The search facility can also be used.

Note: If you are a care worker or heath care professional, the material in this area can support your accredited learning.

You can also rate the resources according to a star system.

Note: We do not take responsibility for the content of external websites. Please see our terms and conditions before linking to external information.


Intimacy and Sexuality: Resources for Dementia Caregivers

Alzheimer’s disease and other dementias may cause changes in intimacy and sexual behavior that can be challenging for caregivers. Spouses and partners often must adjust their attitudes and actions to maintain physical and emotional intimacy. The resources on this list on an American website can help family and professional caregivers better understand and respond to sexual behaviors in people with dementia.


Living Well with Dementia video

Did you know that every 3 minutes someone in the UK develops dementia and the number of people affected is predicted to double in the next 30 years?

With personal insight from patients, carers and professionals, this film looks at living well with early onset dementia and how to get involved in research opportunities.

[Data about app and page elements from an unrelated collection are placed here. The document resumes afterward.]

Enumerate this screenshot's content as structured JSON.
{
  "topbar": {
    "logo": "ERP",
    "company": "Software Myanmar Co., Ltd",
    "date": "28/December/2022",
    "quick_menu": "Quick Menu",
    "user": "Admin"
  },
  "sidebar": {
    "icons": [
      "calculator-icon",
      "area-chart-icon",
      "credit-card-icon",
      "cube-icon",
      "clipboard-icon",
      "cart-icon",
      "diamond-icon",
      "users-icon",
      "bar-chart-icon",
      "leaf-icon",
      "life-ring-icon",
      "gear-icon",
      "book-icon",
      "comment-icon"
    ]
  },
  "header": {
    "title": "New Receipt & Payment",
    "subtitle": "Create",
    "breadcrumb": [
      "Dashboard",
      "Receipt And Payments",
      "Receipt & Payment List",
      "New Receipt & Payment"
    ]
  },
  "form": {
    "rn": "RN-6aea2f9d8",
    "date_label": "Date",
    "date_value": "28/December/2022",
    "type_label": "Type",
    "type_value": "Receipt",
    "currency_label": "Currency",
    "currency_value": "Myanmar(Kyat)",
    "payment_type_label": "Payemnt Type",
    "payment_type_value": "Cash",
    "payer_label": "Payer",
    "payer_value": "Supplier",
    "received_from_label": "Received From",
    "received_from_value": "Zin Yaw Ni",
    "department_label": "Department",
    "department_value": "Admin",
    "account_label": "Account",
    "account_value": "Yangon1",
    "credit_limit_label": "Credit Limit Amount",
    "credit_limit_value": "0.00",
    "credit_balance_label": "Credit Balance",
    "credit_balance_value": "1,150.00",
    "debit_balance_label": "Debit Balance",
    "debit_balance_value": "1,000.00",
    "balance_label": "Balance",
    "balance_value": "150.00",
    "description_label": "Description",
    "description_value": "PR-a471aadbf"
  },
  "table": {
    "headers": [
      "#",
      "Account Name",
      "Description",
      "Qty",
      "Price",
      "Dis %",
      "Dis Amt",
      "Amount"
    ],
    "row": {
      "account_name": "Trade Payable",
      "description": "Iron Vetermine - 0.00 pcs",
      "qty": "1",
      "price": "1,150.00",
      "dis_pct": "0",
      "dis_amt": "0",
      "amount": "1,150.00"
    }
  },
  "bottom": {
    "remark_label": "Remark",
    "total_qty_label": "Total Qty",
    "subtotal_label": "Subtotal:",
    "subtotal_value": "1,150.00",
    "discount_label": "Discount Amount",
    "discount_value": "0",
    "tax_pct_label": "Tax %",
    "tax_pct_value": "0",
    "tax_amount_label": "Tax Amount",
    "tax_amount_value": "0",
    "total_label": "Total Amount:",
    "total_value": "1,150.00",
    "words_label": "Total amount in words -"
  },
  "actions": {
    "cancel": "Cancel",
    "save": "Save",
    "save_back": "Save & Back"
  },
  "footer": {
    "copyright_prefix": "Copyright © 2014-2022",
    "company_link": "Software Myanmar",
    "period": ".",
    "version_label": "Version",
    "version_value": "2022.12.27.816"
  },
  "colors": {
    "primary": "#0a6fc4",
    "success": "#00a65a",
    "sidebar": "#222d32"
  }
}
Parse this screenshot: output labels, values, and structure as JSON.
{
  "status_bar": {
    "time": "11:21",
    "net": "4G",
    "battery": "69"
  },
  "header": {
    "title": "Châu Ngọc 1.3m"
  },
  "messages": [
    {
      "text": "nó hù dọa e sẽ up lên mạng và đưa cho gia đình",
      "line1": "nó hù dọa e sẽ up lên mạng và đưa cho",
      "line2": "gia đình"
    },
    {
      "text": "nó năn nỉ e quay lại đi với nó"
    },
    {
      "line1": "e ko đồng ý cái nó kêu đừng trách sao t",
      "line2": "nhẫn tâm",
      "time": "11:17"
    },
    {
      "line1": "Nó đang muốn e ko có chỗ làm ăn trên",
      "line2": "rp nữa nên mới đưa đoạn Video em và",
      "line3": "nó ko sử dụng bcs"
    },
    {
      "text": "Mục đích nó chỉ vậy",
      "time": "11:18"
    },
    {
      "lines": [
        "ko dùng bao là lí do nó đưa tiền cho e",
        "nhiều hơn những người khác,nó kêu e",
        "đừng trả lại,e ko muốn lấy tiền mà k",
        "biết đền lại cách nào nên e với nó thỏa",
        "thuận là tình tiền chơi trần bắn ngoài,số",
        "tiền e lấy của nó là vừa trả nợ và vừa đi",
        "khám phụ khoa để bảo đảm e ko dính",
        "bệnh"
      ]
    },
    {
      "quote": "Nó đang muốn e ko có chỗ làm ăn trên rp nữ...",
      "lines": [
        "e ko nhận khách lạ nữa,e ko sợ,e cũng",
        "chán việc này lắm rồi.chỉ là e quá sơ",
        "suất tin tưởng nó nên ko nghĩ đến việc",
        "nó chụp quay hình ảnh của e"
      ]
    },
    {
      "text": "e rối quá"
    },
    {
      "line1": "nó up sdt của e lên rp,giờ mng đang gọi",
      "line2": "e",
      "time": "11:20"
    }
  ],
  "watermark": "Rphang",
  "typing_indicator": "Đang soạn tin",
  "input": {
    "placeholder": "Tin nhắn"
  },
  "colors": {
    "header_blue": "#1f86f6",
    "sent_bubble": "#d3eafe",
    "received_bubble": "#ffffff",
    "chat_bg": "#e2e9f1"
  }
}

The video is also available in several languages.


Grief, loss and bereavement factsheet - Alzheimer's Society

Friends, family and other people close to a person with dementia may experience feelings of grief, and similar emotions related to loss and bereavement. These feelings can occur from the point of diagnosis through to the person's death, and beyond. They may even occur before the diagnosis, as symptoms start to develop.

People with dementia may experience grief at the point of diagnosis, and while living with the condition. They may also experience grief when bereaved by the death of someone close to them.


Evaluating emotional and psychological needs of people in the later stages of dementia

The Alzheimer’s Society hears that people with dementia do not get the services they need because many assessors do not understand the impact of dementia on their needs. One particular issue which has come to light is the difficulties in assessing the emotional needs of a person with dementia. Emotional and psychological needs should be included in the assessment for NHS continuing healthcare and, while assessments under the Care Act must include an assessment of the impact of the person’s needs on their wellbeing, including their emotional wellbeing.


Explaining dementia to children and young people: Alzheimer's Society factsheet

This factsheet explains how children and young people can be affected when someone close to them has dementia.